While H6 viruses aren't exactly at the top of the list of avian viruses that we watch, they aren't necessarily benign.  All of which lays the foundation for a new report, that describes the emergence of a novel reassorted H6N2 virus in India.
Emergence of novel reassortant H6N2 avian influenza viruses in ducks in India
Manoj Kumara, 1Shanmugasundaram Nagarajana, 1, Harshad V. Murugkara, Barnalee Saikiab, Bharati Singha, Amit Mishraa, Sushil K. Tripathia, Sonam Agarwala, Shweta Shuklaa, Diwakar D. Kulkarnia, rights and content


  • Antigenic and genetic characterization of two H6N2 AIVs isolated in India.
  • The two H6N2 AIVs are antigenically distinct with >4 fold reduction in HI titer.
  • Phylogenetically both are novel ressortants with different gene constellations.
  • Independent introductions probably through wild birds in Central Asian flyway
  • Continued AIV surveillance in poultry and wild birds is essential.

H6 subtype avian influenza viruses (AIV), established in terrestrial poultry, have jumped species barriers and caused human infection indicating pandemic potential of the virus. 

Here, we report isolation, and antigenic and genetic characterization of two H6N2 viruses isolated from apparently healthy domestic ducks in Kerala and Assam, India during 2014 and 2015, respectively. 

Hemagglutination inhibition assay revealed antigenic divergence between the two isolates.

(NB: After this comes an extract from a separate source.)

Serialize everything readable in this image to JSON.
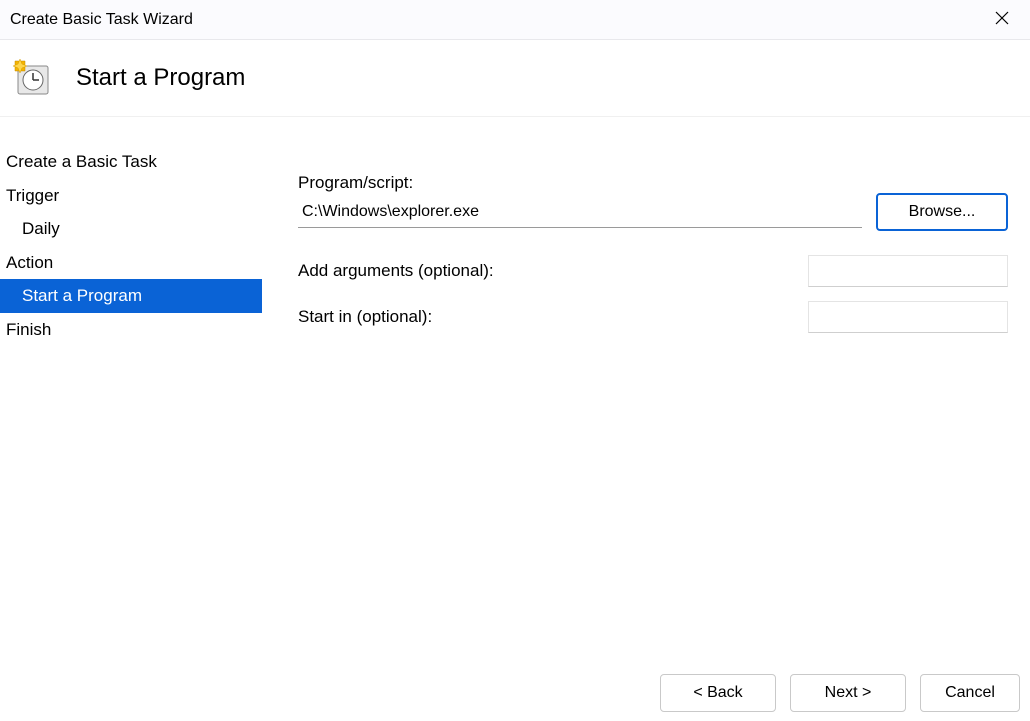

This result was corroborated by amino acid differences at 55 positions (15.98%) between their hemagglutinin (HA) 1. The sequence analysis of the viruses indicated avian receptor specificity, avian origin, low pathogenicity to poultry and sensitivity to oseltamivir. 

However, Kerala14 had V27I mutation marker for amantadine resistance in M2. The Assam15 virus had an additional N-linked glycosylation on HA2 (position 557) compared to Kerala14 virus. Analysis of the HA gene revealed that both the viruses belonged to distinct lineages (Eurasian and Asia I). 
Analysis of neuraminidase (NA) and internal gene segments revealed distinct gene constellation indicating that both the viruses are novel reassortants and are genetically distinct. The results suggest independent introductions of the two H6N2 viruses into India and migratory wild birds in the Central Asian flyway might be the source of H6N2 viruses in ducks in India.
Therefore, continued AIV surveillance in poultry and wild birds is essential for detection of emergence of novel strains, which may have pandemic potential and control of their spread.

While all of this may end up being nothing more than interesting footnote in the evolution of avian influenza viruses, it is a reminder that Nature's laboratory is open 24/7, and it never stops tinkering with the evolutionary process.

The trend over the past decade has been seeing an increasing number of novel virus threats emerge, with the CDC's  IRAT (Influenza Risk Assessment Tool) currently following 14 novel flu subtypes/strains that circulate in non-human hosts and are believed to possess some degree of pandemic potential. 
That's an increase of 3 new viruses (Canine H3N2, a second lineage of H7N9, and North American H7N8) over the past 2 years.
Given H6's ubiquity in Chinese poultry, it's apparent (albeit, currently limited) ability to infect humans, and its uncertain and diverse evolutionary path going forward, H6Nx can't be ruled out as a future threat.